If Bond has always been about the best of British, then it seems apt that Sam Mendes directs and such stalwarts as Ralph Fiennes and Albert Finney have been recruited to appear with Craig and Dame Judi Dench, returning for her seventh outing as Bond’s frosty superior M. Smartly written by Bond regulars Neal Purvis and Robert Wade, never before has M been so meshed into a Bond plot, after an MI6 hard-drive is stolen containing names of undercover agents embedded in terrorist organisations.
Craig, joined by newcomer Naomie Harris’ field agent Eve, is entrusted to recover the drive – a trail that takes him from the rooftops of Istanbul via the shimmering skyscrapers of Shanghai to a floating casino in Macau. Lying in wait is Javier Bardem’s blonde-haired cyber terrorist Silva, a thrilling creation up there with the best Bond villains. A shame the same can’t be said for Bérénice Marlohe’s obligatory Bond girl, woefully out of her depth as the mysterious Sévérine.
Bleary-eyed and unfit for duty, this is Craig’s best rendition yet of Bond, the actor finding an emotional heft to the role. It’s also the best-looking Bond to date, courtesy of Roger Deakins’ exemplary cinematography, not least in a Highlands-set section of the film where 007 reconnects with his roots. While Skyfall’s showdown lacks tension, it scarcely matters.
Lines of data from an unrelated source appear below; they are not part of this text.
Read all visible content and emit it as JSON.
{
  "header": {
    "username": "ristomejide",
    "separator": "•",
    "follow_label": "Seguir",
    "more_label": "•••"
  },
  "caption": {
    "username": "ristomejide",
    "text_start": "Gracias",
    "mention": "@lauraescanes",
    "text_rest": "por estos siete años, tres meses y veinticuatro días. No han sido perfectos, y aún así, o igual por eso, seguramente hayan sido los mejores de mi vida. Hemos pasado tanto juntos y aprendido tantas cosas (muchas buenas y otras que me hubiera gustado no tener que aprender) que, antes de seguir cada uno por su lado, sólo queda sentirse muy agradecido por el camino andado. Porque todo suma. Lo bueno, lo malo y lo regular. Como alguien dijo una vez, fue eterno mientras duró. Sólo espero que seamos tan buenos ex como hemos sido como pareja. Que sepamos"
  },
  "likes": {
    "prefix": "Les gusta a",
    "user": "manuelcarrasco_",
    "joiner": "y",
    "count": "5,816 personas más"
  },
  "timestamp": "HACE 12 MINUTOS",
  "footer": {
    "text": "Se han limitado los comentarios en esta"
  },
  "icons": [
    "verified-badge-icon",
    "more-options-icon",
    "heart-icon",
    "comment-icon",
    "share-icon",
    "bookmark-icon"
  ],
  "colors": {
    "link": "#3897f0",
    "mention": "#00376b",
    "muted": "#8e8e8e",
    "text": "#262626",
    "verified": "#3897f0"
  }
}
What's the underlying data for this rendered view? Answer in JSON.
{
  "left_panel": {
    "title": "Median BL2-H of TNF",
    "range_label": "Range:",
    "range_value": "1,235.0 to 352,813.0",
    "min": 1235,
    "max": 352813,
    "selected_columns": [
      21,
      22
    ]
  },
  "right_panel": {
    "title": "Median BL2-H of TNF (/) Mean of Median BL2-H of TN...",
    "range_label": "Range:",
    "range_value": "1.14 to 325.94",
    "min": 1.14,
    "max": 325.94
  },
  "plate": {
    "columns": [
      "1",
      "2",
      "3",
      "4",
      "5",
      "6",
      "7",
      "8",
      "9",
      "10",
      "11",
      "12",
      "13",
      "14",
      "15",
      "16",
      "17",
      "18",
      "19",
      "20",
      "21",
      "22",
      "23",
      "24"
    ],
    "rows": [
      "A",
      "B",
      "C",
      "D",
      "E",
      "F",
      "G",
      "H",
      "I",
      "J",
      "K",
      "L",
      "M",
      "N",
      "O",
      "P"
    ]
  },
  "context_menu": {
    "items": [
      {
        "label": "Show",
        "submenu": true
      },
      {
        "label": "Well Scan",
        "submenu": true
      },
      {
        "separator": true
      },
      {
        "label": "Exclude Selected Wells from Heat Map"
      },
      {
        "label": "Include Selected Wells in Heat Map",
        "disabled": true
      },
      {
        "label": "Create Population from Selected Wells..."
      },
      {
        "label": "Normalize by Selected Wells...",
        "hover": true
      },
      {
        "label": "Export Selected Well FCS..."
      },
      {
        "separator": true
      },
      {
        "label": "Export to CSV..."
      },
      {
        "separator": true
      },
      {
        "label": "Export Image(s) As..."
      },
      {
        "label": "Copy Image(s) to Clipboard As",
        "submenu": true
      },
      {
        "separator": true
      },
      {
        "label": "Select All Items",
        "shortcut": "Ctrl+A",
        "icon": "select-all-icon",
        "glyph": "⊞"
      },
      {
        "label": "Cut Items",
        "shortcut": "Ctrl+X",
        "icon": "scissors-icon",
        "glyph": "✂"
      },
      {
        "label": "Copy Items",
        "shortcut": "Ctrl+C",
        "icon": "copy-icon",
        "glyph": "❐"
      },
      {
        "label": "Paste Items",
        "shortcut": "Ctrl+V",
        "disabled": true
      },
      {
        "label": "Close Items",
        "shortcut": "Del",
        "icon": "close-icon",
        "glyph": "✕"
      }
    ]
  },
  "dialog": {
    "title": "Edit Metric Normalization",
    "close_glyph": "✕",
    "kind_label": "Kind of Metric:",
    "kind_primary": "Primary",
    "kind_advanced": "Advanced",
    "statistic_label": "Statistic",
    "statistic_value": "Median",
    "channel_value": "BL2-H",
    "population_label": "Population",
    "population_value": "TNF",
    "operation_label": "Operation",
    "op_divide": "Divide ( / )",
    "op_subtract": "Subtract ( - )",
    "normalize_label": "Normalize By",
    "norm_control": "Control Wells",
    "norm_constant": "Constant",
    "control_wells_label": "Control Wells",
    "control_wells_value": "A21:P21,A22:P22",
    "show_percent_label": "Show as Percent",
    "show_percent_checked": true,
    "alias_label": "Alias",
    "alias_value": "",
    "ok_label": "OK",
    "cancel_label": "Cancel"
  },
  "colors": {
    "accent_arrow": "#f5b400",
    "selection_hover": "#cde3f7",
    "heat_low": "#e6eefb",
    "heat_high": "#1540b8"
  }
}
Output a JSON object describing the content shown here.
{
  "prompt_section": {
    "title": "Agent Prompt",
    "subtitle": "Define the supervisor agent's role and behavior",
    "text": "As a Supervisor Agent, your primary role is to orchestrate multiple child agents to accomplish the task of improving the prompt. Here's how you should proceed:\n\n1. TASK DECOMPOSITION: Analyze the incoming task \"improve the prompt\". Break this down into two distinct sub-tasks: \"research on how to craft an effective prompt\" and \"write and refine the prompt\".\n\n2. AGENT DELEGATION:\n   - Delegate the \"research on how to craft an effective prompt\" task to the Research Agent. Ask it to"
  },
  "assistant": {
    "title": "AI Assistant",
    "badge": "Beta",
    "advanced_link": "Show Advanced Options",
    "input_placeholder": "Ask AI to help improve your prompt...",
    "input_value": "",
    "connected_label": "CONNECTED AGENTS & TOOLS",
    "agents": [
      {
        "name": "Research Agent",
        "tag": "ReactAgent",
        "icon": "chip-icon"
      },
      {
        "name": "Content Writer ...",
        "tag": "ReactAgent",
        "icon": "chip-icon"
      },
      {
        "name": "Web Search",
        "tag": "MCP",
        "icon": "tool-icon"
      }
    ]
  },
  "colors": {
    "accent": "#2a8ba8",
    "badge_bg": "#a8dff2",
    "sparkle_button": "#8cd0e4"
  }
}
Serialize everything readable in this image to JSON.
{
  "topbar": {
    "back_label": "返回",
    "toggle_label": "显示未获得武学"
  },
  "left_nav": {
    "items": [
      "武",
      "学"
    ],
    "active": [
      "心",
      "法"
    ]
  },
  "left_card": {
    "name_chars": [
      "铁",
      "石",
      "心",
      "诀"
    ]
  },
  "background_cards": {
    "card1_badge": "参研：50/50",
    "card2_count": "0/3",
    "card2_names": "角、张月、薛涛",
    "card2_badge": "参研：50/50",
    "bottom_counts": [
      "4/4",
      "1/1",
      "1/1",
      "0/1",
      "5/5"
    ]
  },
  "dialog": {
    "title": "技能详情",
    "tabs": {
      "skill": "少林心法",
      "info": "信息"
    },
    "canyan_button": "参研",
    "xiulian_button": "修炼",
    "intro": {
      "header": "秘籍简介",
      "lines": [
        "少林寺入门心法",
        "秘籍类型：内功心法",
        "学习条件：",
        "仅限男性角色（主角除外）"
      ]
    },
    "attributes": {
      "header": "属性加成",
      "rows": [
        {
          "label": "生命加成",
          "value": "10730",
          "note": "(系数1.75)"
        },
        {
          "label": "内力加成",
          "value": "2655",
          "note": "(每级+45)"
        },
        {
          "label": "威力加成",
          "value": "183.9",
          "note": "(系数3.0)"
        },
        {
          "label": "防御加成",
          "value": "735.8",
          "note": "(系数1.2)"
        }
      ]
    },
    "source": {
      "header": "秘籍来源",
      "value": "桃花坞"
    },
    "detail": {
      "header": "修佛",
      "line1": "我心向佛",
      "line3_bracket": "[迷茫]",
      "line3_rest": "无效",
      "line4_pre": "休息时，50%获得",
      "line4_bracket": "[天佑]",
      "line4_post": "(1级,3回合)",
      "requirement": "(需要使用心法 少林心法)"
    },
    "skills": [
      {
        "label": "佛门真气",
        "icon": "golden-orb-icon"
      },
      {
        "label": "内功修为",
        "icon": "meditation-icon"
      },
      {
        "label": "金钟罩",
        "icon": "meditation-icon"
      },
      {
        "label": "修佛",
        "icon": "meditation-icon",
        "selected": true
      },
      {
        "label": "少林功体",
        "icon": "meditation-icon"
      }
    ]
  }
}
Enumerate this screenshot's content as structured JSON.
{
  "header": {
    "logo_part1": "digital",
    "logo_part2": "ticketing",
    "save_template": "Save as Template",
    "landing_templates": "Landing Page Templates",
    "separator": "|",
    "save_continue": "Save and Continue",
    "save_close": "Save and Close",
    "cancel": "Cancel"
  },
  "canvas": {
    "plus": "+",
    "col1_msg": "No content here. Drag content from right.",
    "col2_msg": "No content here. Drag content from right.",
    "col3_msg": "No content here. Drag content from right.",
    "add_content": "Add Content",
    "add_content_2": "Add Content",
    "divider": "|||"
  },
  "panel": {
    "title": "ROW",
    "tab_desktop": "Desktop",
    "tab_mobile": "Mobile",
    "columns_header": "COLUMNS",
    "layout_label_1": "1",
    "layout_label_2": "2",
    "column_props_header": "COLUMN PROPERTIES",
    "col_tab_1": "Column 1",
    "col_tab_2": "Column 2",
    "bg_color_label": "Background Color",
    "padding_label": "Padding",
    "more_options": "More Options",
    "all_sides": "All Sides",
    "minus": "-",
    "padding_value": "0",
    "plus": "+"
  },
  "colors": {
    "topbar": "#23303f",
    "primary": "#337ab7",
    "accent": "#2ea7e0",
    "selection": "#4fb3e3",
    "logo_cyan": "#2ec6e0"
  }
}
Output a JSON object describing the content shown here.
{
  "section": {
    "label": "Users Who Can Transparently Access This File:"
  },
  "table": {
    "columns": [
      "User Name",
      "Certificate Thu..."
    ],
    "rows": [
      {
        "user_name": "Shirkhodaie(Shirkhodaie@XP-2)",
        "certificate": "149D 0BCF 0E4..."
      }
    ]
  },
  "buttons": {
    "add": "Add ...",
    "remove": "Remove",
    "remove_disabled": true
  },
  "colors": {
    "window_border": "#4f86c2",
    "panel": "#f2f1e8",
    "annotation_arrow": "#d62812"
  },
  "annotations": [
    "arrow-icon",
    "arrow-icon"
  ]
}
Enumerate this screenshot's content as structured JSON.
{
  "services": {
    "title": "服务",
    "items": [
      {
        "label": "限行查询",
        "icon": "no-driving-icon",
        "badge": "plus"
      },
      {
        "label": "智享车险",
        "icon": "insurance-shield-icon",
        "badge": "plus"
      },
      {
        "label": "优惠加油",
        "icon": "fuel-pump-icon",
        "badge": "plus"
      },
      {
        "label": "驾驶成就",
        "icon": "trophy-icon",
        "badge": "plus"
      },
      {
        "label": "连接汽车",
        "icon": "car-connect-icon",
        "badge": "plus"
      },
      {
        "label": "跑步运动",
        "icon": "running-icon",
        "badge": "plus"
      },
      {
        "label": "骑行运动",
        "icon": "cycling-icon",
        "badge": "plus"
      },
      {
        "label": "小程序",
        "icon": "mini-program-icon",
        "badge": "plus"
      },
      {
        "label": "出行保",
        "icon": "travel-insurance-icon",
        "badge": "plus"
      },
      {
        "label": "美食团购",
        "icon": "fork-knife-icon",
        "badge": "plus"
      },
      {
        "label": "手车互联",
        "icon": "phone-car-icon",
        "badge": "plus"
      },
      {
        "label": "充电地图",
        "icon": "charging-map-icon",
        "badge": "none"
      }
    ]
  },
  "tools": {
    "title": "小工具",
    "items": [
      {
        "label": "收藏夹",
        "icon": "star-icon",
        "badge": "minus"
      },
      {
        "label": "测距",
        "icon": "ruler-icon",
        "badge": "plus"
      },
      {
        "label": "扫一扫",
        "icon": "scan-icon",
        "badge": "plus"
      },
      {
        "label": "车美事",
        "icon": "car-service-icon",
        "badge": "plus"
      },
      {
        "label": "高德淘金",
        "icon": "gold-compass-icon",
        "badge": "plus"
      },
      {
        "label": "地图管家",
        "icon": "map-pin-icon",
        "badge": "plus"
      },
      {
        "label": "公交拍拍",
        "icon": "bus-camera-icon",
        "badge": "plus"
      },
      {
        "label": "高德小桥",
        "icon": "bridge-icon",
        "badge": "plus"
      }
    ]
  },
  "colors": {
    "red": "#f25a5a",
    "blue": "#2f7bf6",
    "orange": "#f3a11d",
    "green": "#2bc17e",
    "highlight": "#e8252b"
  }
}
From references to past 007 movies to unexpected twists and top-grade action, Mendes’ movie feels like a well-wrapped birthday gift for Bond fans.
General release from Fri 26 Oct.